By Mary Hladky
BOCA RATON — Susan Whelchel, a force in city politics for nearly 20 years whose vision was to transform Boca Raton into a world-class city, died at age 77 on Aug. 5 surrounded by her family after battling Alzheimer’s disease.
“Former Mayor Susan Whelchel will be remembered as a dedicated public servant and advocate for her community and the residents of Boca Raton,” Gov. Ron DeSantis said in a memorandum directing flags to be flown at half-staff at the State Capitol, Palm Beach County Courthouse and Boca Raton City Hall on Aug. 11, the day of her funeral at Grace Community Church.
After moving to Boca with her husband, John, in 1978, Mrs. Whelchel devoted herself to her teaching career, volunteer work with nonprofits, including the Junior League of Boca Raton, and raising the couple’s four children.
When she turned her attention to politics, it was her experience with the Junior League that helped prepare her for her new role, said her son Jay Whelchel, founder of Whelchel Partners Real Estate Services in Boca Raton.

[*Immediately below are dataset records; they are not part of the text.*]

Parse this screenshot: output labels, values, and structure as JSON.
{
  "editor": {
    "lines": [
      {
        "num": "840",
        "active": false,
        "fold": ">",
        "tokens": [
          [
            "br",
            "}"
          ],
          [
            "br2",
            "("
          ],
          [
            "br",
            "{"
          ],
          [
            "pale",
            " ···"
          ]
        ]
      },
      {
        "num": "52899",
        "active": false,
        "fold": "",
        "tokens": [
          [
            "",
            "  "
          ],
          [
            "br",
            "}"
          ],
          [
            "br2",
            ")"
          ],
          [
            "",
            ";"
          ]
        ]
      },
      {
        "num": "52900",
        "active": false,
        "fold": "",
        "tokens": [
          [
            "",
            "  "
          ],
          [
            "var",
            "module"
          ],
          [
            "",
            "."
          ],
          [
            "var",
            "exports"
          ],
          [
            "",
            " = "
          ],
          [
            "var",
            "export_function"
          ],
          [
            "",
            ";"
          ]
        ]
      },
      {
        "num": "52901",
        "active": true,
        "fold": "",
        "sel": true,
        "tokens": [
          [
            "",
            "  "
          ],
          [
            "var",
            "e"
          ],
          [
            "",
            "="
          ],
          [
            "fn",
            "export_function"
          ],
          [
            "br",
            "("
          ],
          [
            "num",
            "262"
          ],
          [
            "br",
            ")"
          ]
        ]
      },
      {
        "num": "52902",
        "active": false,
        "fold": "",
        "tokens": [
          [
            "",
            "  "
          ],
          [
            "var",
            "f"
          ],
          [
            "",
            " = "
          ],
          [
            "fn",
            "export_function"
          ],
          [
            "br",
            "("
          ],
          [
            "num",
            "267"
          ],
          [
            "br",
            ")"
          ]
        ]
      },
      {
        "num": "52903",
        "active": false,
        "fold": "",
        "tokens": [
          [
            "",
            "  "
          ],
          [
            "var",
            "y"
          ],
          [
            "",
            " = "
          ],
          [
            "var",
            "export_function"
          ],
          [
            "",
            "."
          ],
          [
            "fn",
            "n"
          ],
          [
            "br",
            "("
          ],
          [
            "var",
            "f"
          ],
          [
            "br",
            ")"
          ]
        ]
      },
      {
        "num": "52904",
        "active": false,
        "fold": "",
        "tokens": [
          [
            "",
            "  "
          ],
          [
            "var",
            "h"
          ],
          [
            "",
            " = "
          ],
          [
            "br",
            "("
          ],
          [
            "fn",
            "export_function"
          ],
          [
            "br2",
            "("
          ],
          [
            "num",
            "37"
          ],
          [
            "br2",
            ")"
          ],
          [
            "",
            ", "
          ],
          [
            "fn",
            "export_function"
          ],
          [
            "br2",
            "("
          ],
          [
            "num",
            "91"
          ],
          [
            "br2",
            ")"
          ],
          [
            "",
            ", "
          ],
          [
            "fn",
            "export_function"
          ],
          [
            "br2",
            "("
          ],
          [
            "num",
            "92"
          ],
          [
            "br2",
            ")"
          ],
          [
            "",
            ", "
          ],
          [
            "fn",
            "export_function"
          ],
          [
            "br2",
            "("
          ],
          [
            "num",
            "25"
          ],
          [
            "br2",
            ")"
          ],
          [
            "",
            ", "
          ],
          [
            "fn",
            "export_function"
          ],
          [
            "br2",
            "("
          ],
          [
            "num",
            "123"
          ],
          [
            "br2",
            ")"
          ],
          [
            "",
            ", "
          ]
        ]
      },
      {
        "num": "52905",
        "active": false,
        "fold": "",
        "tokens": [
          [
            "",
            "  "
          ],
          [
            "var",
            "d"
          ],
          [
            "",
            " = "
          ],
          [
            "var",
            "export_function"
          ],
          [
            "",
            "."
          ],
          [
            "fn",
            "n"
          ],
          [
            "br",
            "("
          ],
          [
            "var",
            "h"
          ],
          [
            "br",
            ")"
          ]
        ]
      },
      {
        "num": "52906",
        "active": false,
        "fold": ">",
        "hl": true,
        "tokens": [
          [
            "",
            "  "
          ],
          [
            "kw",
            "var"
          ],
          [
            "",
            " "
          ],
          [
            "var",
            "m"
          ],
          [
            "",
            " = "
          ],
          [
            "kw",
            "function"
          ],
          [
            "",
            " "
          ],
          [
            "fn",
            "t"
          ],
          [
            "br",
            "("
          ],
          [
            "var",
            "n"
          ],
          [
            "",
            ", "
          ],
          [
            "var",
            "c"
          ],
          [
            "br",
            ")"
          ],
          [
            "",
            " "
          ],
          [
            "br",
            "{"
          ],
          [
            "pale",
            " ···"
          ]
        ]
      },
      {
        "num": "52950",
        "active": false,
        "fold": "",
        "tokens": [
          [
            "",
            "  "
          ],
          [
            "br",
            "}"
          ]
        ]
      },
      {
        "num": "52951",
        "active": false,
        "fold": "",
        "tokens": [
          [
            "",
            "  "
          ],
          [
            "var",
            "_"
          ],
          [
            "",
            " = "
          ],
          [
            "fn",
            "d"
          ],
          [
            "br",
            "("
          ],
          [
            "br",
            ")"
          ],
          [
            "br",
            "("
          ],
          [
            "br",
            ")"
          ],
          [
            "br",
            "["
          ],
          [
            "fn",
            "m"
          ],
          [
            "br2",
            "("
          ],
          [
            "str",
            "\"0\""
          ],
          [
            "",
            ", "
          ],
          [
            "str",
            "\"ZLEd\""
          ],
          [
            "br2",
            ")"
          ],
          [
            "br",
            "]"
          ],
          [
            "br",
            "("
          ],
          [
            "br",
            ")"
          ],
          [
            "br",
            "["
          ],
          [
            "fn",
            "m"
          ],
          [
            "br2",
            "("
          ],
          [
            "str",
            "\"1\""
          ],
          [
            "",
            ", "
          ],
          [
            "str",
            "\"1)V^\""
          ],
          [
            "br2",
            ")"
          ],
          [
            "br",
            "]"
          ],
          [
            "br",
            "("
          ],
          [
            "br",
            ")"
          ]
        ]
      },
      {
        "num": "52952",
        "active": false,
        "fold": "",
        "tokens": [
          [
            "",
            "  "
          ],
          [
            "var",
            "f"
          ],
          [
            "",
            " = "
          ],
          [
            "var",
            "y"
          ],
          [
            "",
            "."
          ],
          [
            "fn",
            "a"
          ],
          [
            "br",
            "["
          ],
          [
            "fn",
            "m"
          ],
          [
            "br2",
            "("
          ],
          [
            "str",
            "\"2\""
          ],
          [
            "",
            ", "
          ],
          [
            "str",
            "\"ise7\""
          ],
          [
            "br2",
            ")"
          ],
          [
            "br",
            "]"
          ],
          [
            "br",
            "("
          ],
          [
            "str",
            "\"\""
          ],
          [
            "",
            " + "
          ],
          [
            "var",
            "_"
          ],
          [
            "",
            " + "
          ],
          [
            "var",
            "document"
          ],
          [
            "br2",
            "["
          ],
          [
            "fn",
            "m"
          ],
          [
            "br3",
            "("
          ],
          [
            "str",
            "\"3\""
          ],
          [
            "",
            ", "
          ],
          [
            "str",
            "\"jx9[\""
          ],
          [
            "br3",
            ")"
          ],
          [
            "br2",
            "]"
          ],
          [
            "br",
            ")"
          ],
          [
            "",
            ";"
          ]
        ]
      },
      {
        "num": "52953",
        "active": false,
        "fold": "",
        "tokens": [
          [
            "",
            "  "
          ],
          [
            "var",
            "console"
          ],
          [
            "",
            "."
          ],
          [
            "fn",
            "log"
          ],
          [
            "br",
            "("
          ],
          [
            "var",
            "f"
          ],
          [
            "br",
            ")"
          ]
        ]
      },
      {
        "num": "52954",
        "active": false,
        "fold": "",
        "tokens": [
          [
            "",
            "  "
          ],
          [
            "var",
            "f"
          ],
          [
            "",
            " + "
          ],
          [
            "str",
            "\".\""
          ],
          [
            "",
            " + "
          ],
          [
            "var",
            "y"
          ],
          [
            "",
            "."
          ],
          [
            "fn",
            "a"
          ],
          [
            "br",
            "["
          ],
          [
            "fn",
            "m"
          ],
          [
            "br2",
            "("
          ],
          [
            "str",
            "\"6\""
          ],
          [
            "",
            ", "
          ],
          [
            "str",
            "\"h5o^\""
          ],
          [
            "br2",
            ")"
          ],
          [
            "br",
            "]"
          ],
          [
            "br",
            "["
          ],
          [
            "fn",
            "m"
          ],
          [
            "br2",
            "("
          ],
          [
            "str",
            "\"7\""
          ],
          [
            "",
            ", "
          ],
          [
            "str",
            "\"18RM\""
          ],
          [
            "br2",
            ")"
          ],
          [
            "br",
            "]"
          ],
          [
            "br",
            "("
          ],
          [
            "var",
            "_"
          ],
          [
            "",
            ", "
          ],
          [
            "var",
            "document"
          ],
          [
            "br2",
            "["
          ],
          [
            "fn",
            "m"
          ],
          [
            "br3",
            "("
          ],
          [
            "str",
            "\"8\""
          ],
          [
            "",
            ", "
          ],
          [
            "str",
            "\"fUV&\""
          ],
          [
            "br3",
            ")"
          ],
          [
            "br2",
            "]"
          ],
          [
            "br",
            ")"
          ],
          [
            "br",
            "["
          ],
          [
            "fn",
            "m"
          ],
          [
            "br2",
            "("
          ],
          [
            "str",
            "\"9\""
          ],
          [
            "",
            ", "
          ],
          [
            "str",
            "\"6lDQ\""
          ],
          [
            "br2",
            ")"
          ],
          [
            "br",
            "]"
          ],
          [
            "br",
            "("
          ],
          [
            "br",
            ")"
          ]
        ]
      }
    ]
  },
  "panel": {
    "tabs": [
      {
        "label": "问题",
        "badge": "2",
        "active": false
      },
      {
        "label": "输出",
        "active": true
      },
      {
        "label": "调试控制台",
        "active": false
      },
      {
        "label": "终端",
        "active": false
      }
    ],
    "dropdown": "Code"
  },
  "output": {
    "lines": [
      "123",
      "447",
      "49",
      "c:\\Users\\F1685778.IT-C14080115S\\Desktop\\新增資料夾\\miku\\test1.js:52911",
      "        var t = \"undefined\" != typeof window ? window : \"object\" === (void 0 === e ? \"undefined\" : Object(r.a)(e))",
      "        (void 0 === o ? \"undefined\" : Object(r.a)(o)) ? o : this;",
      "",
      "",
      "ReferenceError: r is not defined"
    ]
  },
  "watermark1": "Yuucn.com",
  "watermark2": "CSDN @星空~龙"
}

While some see the organization as encouraging volunteers to help out with good causes, it actually has a more important role, he said. “Their real goal is to give women leadership tools and skills to become leaders,” he said.
Mrs. Whelchel was elected to the City Council in 1995 and re-elected twice before she was term-limited from another run. She next served on the Palm Beach County School Board after then-Gov. Jeb Bush appointed her to a two-year term.
She returned to the City Council, serving two more terms before her election as mayor in 2008, a position she held until 2014.
She entered the political realm with the intent to elevate Boca from its reputation as a sleepy town with not much to recommend it to young people and corporations, Jay Whelchel said.
At a time when some major employers were leaving the city or downsizing, “she made it her mission to create a world-class city that young adults would want to come back to because jobs were here,” he said.
She was spurred toward that mission after asking high school graduates if they would return to Boca after graduating college. She was told “no,” he said, because “Boca is boring. There is nothing in Boca for us.”
Mrs. Whelchel’s longtime friend, former Boca Raton Mayor and County Commissioner Steve Abrams, echoed that assessment.
“That was her driving vision,” he said. “If you keep that next generation here, you have a real exciting, cohesive dynamic in your community, and she realized that.
“That resulted in a lot of specific things she would work on in terms of bringing jobs into the city,” said Abrams, who is leaving his position as executive director of the South Florida Regional Transportation Authority, which runs Tri-Rail, on Sept. 15.
“We brought thousands of jobs to Boca Raton,” he said. “We did a lot of ribbon-cuttings together.”
For the city to rise, Mrs. Whelchel recognized it needed not only good jobs but also good schools, health care, cultural offerings and strong nonprofit organizations, Jay Whelchel said.
To that end, she served on committees for Florida Atlantic University and Boca Raton Regional Hospital and volunteered at many nonprofits.
Among the things that she was most proud of, he said, was her effort to get Boca schools their fair share of funding and helping establish Don Estridge High Tech Middle School.
Her vision for the city has been validated by her own children, he said. He and two of his siblings moved back to Boca to pursue their careers.
“Lots and lots of our friends all moved back because of all the … vibrancy they are seeing,” he said.
Susan Slade Whelchel was born on Aug. 13, 1944, as the youngest daughter of Flora and Tom Slade in Baxley, Georgia. The family moved to Starke and she graduated from Jacksonville University with a degree in political science. While in Jacksonville, she met her husband of 52 years.
In addition to her husband, she is survived by her daughter Joanne Jackson and her husband, Tracey; daughter Kristy Hartofilis and her husband, Nick; sons Matthew and his wife, Kimmie, and Jay and his wife, Melissa; and 10 grandchildren.
The family asked that donations be made in her memory to Grace Community Church, Alzheimer’s Community Care or Louis and Anne Green Memory and Wellness Center.